EXERCISE REQUIREMENTS: Please report every line in the entries that contains the string "handle".
· · · · · · ·
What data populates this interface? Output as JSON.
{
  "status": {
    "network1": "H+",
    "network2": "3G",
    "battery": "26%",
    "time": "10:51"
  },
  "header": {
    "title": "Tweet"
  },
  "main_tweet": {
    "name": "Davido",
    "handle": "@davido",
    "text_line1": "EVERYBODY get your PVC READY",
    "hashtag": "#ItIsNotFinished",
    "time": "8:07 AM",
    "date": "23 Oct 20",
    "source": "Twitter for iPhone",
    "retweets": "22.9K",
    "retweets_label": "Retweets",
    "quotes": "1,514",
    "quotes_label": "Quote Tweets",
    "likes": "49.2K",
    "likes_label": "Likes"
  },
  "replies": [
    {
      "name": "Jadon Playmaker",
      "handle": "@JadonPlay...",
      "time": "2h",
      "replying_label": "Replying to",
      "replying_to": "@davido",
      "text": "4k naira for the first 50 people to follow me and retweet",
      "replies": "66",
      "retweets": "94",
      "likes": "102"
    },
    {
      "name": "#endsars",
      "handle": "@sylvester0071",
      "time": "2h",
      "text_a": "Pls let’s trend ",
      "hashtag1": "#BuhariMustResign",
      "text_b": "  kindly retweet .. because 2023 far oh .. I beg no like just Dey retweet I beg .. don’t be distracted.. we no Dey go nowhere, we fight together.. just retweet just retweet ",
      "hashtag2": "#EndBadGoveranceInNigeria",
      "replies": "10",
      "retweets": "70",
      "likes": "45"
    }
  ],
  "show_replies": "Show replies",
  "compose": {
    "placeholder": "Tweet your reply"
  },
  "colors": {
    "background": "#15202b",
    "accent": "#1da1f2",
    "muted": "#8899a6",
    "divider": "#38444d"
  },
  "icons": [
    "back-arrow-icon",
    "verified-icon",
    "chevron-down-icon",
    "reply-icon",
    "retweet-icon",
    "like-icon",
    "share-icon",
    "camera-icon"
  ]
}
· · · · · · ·
REPLY:
    "handle": "@davido",
      "handle": "@JadonPlay...",
      "handle": "@sylvester0071",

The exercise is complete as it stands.